§ TASK DIRECTIONS: Show every line of the data where the word "Station" can be found.

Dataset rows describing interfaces
━━━━━━━━━━━━━━━━━━━━━━━━━━━━━━
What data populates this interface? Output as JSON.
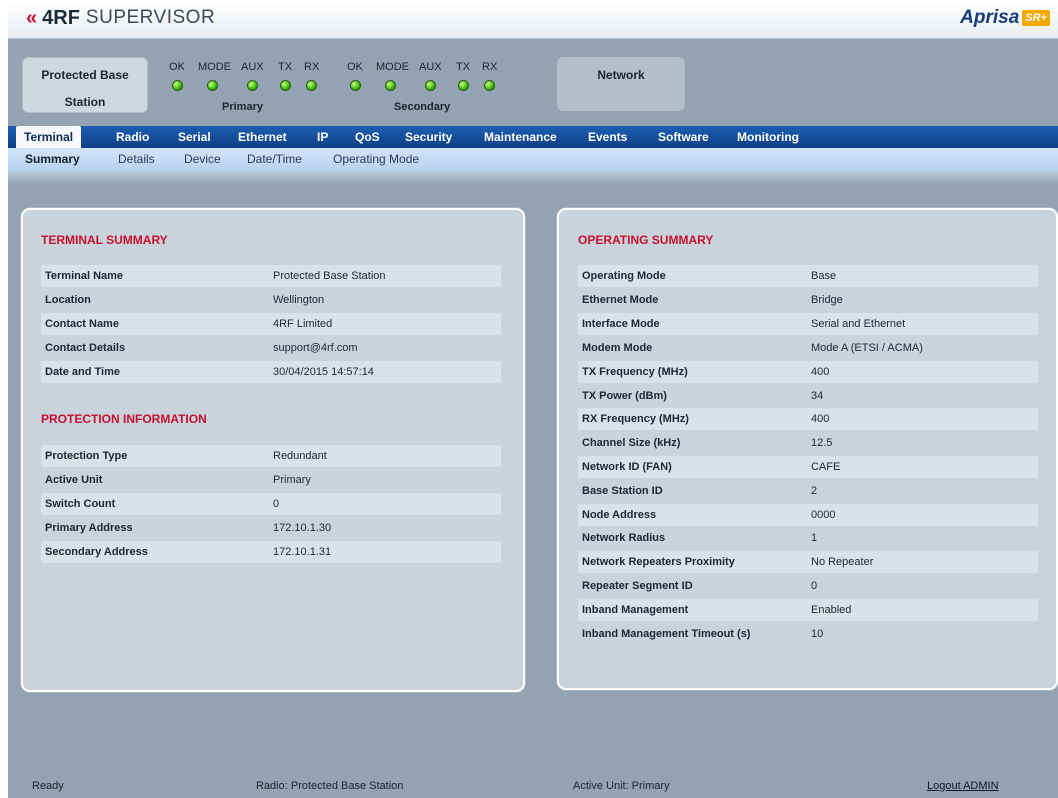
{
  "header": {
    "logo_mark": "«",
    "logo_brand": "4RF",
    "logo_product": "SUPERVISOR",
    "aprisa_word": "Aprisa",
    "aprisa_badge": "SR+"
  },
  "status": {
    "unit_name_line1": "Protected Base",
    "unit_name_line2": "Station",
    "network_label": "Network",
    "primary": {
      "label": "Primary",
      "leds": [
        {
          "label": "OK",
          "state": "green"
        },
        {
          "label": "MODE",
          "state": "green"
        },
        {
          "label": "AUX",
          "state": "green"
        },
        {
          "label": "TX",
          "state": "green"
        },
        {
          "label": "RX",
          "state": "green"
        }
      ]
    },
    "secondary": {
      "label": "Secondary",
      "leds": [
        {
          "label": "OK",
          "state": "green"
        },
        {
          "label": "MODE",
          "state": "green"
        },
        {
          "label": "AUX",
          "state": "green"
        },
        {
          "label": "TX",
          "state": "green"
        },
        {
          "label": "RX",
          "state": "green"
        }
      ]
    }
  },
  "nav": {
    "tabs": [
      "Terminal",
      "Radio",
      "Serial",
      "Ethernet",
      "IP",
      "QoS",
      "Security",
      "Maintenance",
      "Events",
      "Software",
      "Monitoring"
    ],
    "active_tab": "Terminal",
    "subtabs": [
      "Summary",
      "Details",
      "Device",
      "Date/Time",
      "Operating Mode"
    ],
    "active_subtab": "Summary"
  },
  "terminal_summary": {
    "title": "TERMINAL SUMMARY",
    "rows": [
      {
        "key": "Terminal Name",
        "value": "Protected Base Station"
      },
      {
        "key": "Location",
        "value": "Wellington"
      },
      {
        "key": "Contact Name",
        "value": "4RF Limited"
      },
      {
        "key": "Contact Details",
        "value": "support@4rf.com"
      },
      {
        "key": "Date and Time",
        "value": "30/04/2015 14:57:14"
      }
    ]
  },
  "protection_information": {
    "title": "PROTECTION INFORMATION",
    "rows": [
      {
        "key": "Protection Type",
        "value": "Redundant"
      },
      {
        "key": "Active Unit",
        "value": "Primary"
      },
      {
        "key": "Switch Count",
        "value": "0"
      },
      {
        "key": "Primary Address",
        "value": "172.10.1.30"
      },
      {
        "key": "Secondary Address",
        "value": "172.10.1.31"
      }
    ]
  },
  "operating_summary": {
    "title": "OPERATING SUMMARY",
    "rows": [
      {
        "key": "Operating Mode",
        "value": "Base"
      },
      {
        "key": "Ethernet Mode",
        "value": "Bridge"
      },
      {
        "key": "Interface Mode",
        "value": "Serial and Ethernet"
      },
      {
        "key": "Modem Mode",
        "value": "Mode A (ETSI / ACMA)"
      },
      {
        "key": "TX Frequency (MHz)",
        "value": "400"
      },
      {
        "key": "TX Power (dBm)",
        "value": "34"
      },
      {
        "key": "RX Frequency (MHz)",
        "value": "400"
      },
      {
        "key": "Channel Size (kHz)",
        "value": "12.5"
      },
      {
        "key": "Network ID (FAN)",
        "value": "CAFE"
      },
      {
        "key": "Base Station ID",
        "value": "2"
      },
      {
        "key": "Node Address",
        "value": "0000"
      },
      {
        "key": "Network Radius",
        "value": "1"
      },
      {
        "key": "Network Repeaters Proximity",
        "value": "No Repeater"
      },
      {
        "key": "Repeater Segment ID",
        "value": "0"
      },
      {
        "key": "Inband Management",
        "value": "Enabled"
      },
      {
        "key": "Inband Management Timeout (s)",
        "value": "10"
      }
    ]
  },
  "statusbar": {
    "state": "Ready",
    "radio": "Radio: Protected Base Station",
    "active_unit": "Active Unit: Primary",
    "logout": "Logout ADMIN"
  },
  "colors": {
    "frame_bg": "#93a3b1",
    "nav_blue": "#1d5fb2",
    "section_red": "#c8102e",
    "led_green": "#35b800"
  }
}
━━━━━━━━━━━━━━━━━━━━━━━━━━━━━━
§ SOLUTION FOR THIS EXERCISE:
    "unit_name_line2": "Station",
        "value": "Protected Base Station"
        "key": "Base Station ID",
    "radio": "Radio: Protected Base Station",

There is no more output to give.